2023/ 2024

Toygun Altıntaş

Integration and Minoritization: Governing Hierarchies in the Late Ottoman Empire

Previous Fellowships: 2022/ 2023, 2021/ 2022, 2020/ 2021

Toygun Altıntaş works on the social and political history of minoritization, supremacism and inequality in the late Ottoman Empire. He received his MA (2010) in Middle Eastern Studies and PhD (2018) in Near Eastern Languages and Civilizations from the University of Chicago. Entitled “Crisis and (Dis)Order: Armenian Revolutionaries and the Hamidian Regime in the Ottoman Empire (1887-1896),” his dissertation explores the spread of Armenian revolutionary committees and the contemporaneous minoritization of Armenians by the Ottoman state. It also investigates the processes by which boundaries of subjecthood and nationality for Armenians were constructed and constricted during the reign of sultan Abdülhamid II (r. 1876-1909). Altıntaş worked as an MA Preceptor at the University of Chicago (2017-2018). He taught courses on Middle Eastern history and Ottoman language and paleography at Bilgi and Boğaziçi Universities (2018-2020). He was a EUME Fellow of the Alexander von Humboldt Foundation between 2020 and 2023, affiliated with the Center for Global History at Freie Universität Berlin. In the academic year 2023/24, Toygun remains an affiliated EUME Fellow. 

Integration and Minoritization: Governing Hierarchies in the Late Ottoman Empire
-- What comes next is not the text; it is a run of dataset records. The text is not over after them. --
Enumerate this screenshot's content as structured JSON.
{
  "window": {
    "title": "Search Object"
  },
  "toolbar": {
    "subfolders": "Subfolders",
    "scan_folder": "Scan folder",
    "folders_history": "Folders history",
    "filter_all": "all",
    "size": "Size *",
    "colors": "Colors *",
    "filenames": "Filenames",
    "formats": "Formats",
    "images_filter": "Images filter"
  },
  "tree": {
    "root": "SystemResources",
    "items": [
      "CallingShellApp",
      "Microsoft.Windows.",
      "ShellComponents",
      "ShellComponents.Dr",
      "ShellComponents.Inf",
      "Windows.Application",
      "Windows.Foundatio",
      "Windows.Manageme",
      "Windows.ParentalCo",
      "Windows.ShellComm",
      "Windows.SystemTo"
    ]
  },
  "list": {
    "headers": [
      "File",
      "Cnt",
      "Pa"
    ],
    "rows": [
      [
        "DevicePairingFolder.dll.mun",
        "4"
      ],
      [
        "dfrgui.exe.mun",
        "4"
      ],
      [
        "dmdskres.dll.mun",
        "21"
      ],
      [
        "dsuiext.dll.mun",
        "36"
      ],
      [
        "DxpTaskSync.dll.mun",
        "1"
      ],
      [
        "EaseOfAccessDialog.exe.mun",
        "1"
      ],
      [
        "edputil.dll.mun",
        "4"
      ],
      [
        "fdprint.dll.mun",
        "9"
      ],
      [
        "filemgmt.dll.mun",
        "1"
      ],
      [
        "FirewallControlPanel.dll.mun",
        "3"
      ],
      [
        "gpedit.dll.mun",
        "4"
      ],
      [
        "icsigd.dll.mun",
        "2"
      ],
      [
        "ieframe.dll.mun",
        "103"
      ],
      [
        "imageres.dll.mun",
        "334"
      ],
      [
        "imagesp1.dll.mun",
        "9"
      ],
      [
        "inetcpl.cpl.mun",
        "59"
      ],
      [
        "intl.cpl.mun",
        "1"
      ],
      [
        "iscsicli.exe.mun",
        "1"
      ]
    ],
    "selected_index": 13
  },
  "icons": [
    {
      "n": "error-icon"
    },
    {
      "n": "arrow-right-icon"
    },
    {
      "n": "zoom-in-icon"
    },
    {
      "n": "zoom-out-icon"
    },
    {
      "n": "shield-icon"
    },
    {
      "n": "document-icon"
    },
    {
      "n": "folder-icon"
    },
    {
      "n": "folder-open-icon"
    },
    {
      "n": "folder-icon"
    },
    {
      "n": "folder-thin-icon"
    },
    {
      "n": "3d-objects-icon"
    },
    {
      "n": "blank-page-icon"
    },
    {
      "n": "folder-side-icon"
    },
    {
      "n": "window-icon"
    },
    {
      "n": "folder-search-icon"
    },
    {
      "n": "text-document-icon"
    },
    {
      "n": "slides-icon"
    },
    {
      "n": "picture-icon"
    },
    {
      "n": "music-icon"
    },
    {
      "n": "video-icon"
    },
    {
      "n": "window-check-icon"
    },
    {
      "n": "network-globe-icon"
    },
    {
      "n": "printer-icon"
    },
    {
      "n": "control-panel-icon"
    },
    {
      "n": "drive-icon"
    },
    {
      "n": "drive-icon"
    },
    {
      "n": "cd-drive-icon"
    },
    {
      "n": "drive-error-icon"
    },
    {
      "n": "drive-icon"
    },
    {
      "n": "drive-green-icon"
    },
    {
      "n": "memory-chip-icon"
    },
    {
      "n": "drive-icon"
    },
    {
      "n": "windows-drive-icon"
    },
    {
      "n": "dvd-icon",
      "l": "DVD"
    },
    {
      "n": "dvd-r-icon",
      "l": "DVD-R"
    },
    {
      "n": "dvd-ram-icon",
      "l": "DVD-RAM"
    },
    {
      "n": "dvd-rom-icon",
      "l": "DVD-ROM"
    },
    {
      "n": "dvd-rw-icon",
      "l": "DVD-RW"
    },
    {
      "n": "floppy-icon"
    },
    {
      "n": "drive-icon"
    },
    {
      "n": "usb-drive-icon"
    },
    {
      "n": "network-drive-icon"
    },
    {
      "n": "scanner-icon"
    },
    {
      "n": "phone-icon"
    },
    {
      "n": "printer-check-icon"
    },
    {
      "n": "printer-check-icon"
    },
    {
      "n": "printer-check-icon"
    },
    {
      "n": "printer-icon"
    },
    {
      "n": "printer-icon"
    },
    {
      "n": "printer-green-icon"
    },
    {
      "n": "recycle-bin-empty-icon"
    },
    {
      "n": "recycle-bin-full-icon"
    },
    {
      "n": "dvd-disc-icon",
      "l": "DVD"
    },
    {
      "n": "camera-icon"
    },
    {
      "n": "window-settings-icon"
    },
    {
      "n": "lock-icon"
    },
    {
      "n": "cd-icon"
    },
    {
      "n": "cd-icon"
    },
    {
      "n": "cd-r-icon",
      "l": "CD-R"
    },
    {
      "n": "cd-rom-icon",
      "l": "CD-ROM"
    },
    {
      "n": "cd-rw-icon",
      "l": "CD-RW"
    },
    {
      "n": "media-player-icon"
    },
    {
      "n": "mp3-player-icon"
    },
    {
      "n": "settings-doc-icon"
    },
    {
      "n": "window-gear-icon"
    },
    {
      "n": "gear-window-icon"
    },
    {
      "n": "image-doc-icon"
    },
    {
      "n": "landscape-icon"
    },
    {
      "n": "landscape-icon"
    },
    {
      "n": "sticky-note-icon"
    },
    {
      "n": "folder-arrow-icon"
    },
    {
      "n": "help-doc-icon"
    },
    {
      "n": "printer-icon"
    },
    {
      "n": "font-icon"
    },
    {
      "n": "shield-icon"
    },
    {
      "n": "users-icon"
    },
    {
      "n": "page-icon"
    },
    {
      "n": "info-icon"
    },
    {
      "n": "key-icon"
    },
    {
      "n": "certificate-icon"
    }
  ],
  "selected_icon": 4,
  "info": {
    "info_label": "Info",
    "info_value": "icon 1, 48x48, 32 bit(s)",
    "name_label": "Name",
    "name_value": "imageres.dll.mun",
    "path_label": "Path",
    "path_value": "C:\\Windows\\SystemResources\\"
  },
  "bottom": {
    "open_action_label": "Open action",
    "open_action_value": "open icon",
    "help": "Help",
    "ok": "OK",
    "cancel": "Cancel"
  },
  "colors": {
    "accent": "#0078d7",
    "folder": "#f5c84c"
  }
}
The project examines the making of ethno-confessional hierarchies in late Ottoman state and society with a particular focus on Armenians in the empire. In the middle of the nineteenth century, the Ottoman Empire extended equality before the law to its non-Muslim subjects under a new imperial and international regime. The last quarter of the nineteenth century marked important changes in Ottoman policymaking. Sultan Abdülhamid introduced a set of new policies in order to assert the primacy of his Sunni Muslim subjects and to curb Armenian efforts towards self-governance and administrative integration. The project focuses on this period (1856-1908) in order to trace the shifts and contradictions in the Ottoman regime of ethnicity. The reformation and abolition of ethnic, confessional and racial hierarchies were at the center of imperial and international politics during this period. The global connections in the Ottoman case are doubly important, because Ottoman modernization was intrinsically tied with international diplomacy from the middle of the nineteenth century. Therefore, it also seeks to situate the Ottoman example within a global context with attention to the contemporaneous expansions and contractions of citizenship and subjecthood in the Russian Empire and the United States.